Out of the work songs and field hollers that were the probable precursors of the blues came this most fecund of American musical art forms. The blues has ties to multiple musical genres including ragtime, jazz, country, gospel, r&b and rock. The blues revival of the 1960s resurrected the careers of several of the great bluesmen of the past and produced several new artists of whom Elvin Bishop has remained of fundamental importance to the blues rock phenomenon.
Bishop’s latest album “The Blues Rolls On” is a follow up to 2005’s “Gettin’ My Groove Back” which reached the top ten on the blues charts. Even more than that release, this latest record is a celebration of the musical form that he has been playing for more than 45 years. His introduction to the blues while living in heavily segregated Tulsa, Oklahoma during the 1950s has an epiphanic resonance to all who love the mythic origins of rock and its many tributaries. It was the experience of listening to Jimmy Reed playing the harmonica on the song “Honest I Do”, heard through a mist of static from distant WLAC broadcasting from Nashville which he attributes as the source of his passion for the blues. Mr. Bishop describes the music as “piercing and cutting through like a knife”.
Bishop later attended The University of Chicago, meeting fellow aficionado Paul Butterfield during his first week roaming that city’s famous blues cauldrons. All of the greats of the era could be heard performing in any of the numerous blues and folk oriented clubs that were the Mecca of that rich and vital music scene. Adding guitarist Mike Bloomfield, the Paul Butterfield Blues Band recorded their first album with its eponymous title in 1965. It ushered in a new era and a new musical genre: blues rock. The Butterfield Band had a further appointment with history, teaming with Bob Dylan for an enormously controversial electric appearance at the 1965 Newport Folk Festival. To call that event seismic would be to understate its importance. Bishop left the band in 1968, moving to San Francisco and recording several solo hits in the 1970s. He continues to tour and record, his slide guitar technique developing over the years into its familiar slashing expressiveness coupled with a lively wit that is stylistically unique.

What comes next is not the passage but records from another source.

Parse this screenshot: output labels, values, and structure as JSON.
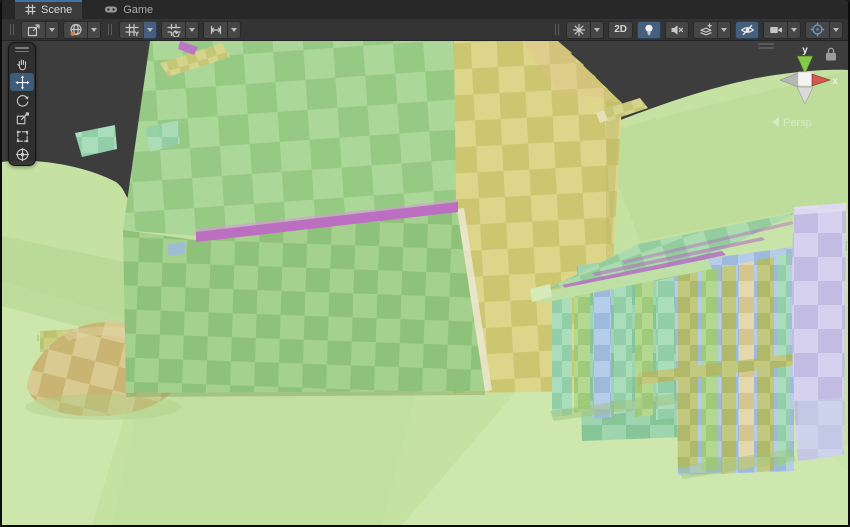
{
  "tabs": {
    "scene": {
      "label": "Scene",
      "active": true
    },
    "game": {
      "label": "Game",
      "active": false
    }
  },
  "scene_toolbar": {
    "tool_settings": {
      "pivot_button": {
        "icon": "pivot-icon",
        "has_dropdown": true
      },
      "orientation_button": {
        "icon": "globe-icon",
        "has_dropdown": true
      }
    },
    "grid_and_snap": {
      "grid_visibility": {
        "icon": "grid-icon",
        "dropdown_active": true
      },
      "grid_snapping": {
        "icon": "grid-snap-icon",
        "has_dropdown": true
      },
      "snap_increment": {
        "icon": "snap-increment-icon",
        "has_dropdown": true
      }
    },
    "view_options": {
      "draw_mode": {
        "icon": "burst-icon",
        "has_dropdown": true
      },
      "two_d": {
        "label": "2D",
        "active": false
      },
      "lighting": {
        "icon": "lightbulb-icon",
        "active": true
      },
      "audio": {
        "icon": "audio-muted-icon",
        "active": false
      },
      "effects": {
        "icon": "effects-icon",
        "has_dropdown": true
      },
      "visibility": {
        "icon": "eye-slash-icon",
        "active": true
      },
      "camera": {
        "icon": "camera-icon",
        "has_dropdown": true
      },
      "gizmos": {
        "icon": "gizmos-icon",
        "has_dropdown": true,
        "icon_color": "#5b9bd8"
      }
    }
  },
  "tools_overlay": {
    "items": [
      {
        "name": "view",
        "icon": "hand-icon",
        "active": false
      },
      {
        "name": "move",
        "icon": "move-icon",
        "active": true
      },
      {
        "name": "rotate",
        "icon": "rotate-icon",
        "active": false
      },
      {
        "name": "scale",
        "icon": "scale-icon",
        "active": false
      },
      {
        "name": "rect",
        "icon": "rect-icon",
        "active": false
      },
      {
        "name": "transform",
        "icon": "transform-icon",
        "active": false
      }
    ]
  },
  "gizmo": {
    "axis_y_label": "y",
    "axis_x_label": "x",
    "projection_label": "Persp",
    "axis_y_color": "#86c94a",
    "axis_x_color": "#cf5a50",
    "locked_icon": "lock-icon"
  },
  "viewport_scene": {
    "background_color": "#3d3d3d",
    "terrain_color": "#c5e2a3",
    "checker_visualization": true,
    "objects": [
      "terrain",
      "farmhouse",
      "shed-fence",
      "lavender-pillar",
      "stone-mound",
      "low-wall",
      "beams"
    ]
  },
  "colors": {
    "tab_active_accent": "#3e74ab",
    "toolbar_bg": "#333333",
    "button_bg": "#464646",
    "button_active_bg": "#44607e",
    "magenta_trim": "#bc6ec0"
  }
}
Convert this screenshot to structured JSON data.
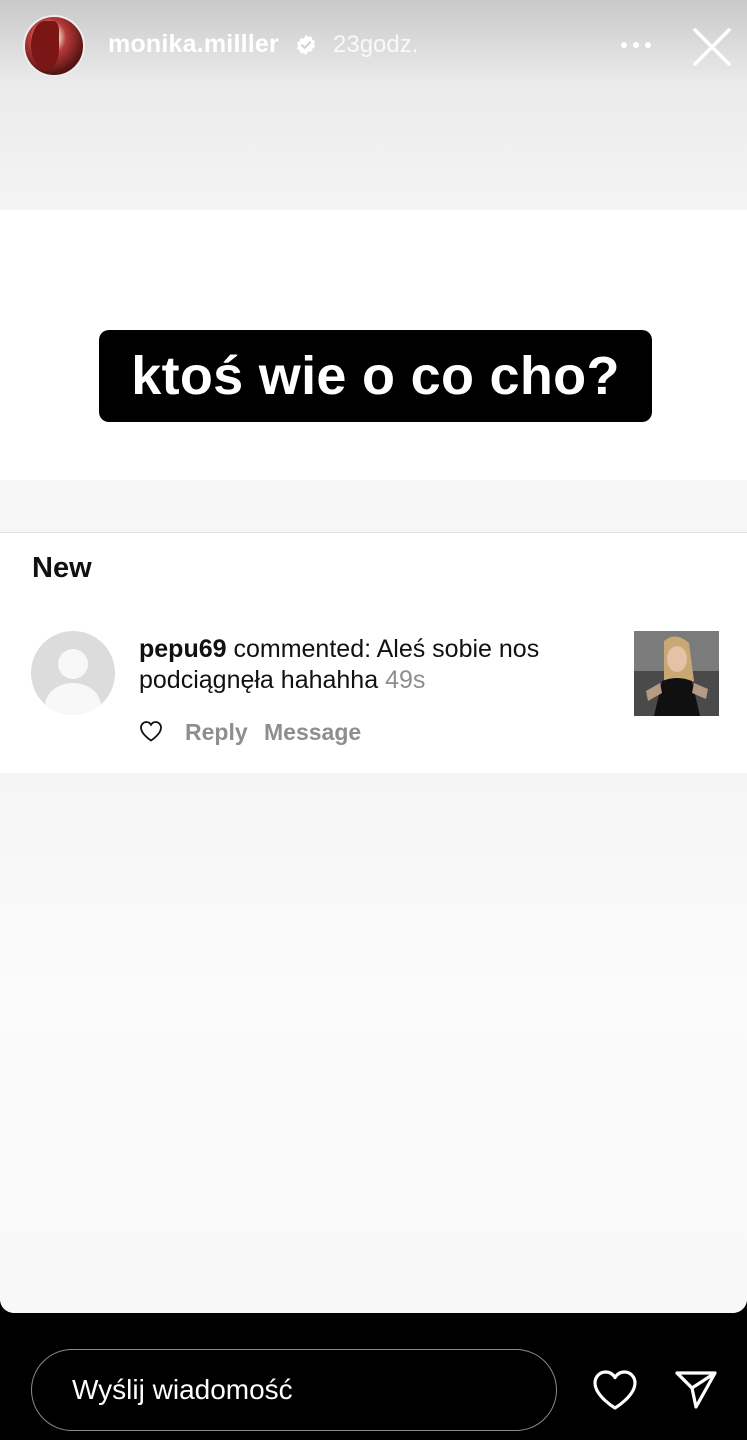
{
  "header": {
    "username": "monika.milller",
    "time": "23godz.",
    "icons": [
      "avatar",
      "verified-badge-icon",
      "more-icon",
      "close-icon"
    ]
  },
  "story": {
    "text": "ktoś wie o co cho?"
  },
  "activity": {
    "section_title": "New",
    "comment": {
      "username": "pepu69",
      "text": " commented: Aleś sobie nos podciągnęła hahahha ",
      "time": "49s",
      "reply_label": "Reply",
      "message_label": "Message"
    }
  },
  "footer": {
    "message_placeholder": "Wyślij wiadomość",
    "icons": [
      "heart-icon",
      "send-icon"
    ]
  },
  "colors": {
    "background": "#000000",
    "panel": "#ffffff",
    "muted_text": "#8e8e8e"
  }
}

“The Blues Rolls On” features a host of excellent blues musicians including B. B. King, Warren Haynes, Derek Trucks, George Thorogood, James Cotton, Kim Wilson and John Nemeth. Bishop sings on most of the tracks, his voice a raspy approximation of a crooner, with Nemeth and others pitching in on a few. The guitar playing is the focus of this splendid recording and it is superb. On Bishop’s remake of his 70s solo hit “Struttin’ My Stuff” with Haynes and Trucks we hear some of the finest recorded slide guitar playing since the heyday of Duane Allman and the canonic “Layla” album. The crackling track with B. B. King “Keep a Dollar in Your Pocket” features some banter with the legendary bluesman. As this is a widescreen view of the state of the blues the youngest accompanying musician on this celebration of the music is nine years old, the oldest is 82. This inspirational recording is a wonderful overview of modern blues. Bishop’s love for the genre can be heard in every sustained, over-driven note.
The music was recorded at multiple venues ranging from state-of-the-art studios, the Voodoo Lounge and “The Legendary Blues Cruise” off the west coast of Mexico. The sound reflects this; it is generally excellent but is variable by nature. However, there is nothing detrimental to the music which shines regardless of where it was recorded.
— Mike Birman